A divided Watauga school board decided Thursday night to keep a controversial novel in the curriculum for the 10th-grade Honors English class.
By a 3-2 vote, the school board rejected a request from some parents to remove “The House of the Spirits,” by Chilean author Isabel Allende, from the advanced-level sophomore class.
About 200 people jammed the Watauga County Courthouse to see the proceedings. The meeting had been moved to the courthouse from the Education Center at the request of law enforcement. Earlier this week, 11 Watauga High teachers received letters that at least some of the teachers said were threatening.
Parent Chastity Lesesne asked the school board last fall to remove the book from the curriculum. She said it contained passages depicting sexual activity and violence, including rape and executions.
Never miss a local story.
Teachers said most students supported the novel, which tells the story of four generations of a family during times of social upheaval. Watauga High gave students the option of reading “Moby Dick” instead, but those sophomores would do so outside the classroom setting.
There were only two speakers during Thursday night’s meeting – Lesesne and Mary Kent Whitaker, who teaches the Honors English class in 10th grade.
Lesesne said she and other parents weren’t trying to ban the book and weren’t asking for it to be removed from the school library.

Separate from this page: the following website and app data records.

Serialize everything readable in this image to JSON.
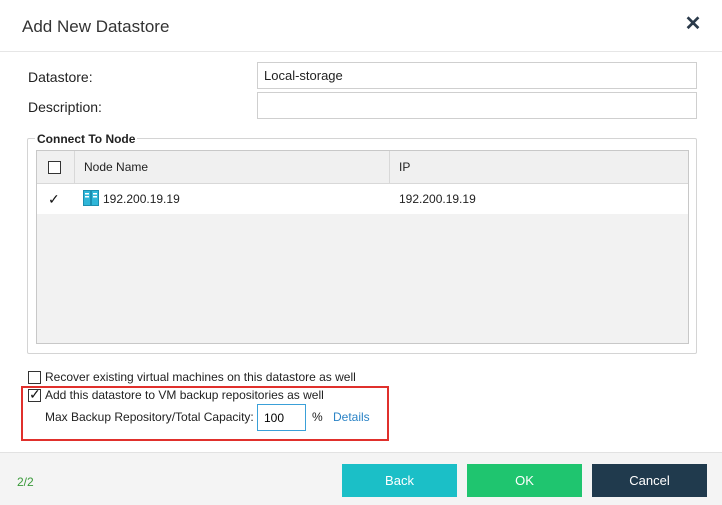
{
  "dialog": {
    "title": "Add New Datastore",
    "close_icon": "close-icon"
  },
  "form": {
    "datastore_label": "Datastore:",
    "datastore_value": "Local-storage",
    "description_label": "Description:",
    "description_value": ""
  },
  "connect": {
    "legend": "Connect To Node",
    "columns": [
      "Node Name",
      "IP"
    ],
    "rows": [
      {
        "checked": true,
        "node_icon": "server-icon",
        "node_name": "192.200.19.19",
        "ip": "192.200.19.19"
      }
    ]
  },
  "options": {
    "recover_label": "Recover existing virtual machines on this datastore as well",
    "recover_checked": false,
    "add_repo_label": "Add this datastore to VM backup repositories as well",
    "add_repo_checked": true,
    "capacity_label": "Max Backup Repository/Total Capacity:",
    "capacity_value": "100",
    "capacity_unit": "%",
    "details_link": "Details"
  },
  "footer": {
    "step": "2/2",
    "back_label": "Back",
    "ok_label": "OK",
    "cancel_label": "Cancel"
  },
  "colors": {
    "back": "#1bbfc7",
    "ok": "#1fc56f",
    "cancel": "#203a4d",
    "highlight": "#e0302c",
    "link": "#2a83c6",
    "step": "#3a9a3a"
  }
}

Rather, she and others wanted the book taken out of the curriculum.
Whitaker, who this week was named Teacher of the Year from Watauga High, said students have an option of what to read. And she said 93 percent of her students in recent years have chosen “The House of the Spirits.”
The school board’s chair and vice chair, Lee Warren and Delora Hodges, voted to remove the book.
Voting to keep the book in the curriculum were board members Ron Henries, Barbara Kinsey and Brenda Reese.
The American Civil Liberties Union had become involved in the case in recent days, supporting those who wanted to keep the book.
Afterwards, Chris Brock, legal director for the ACLU’s North Carolina Legal Foundation, said the organization was pleased. “We applaud the Watauga County Board of Education for doing the right thing and supporting the freedom to read,” Brock said.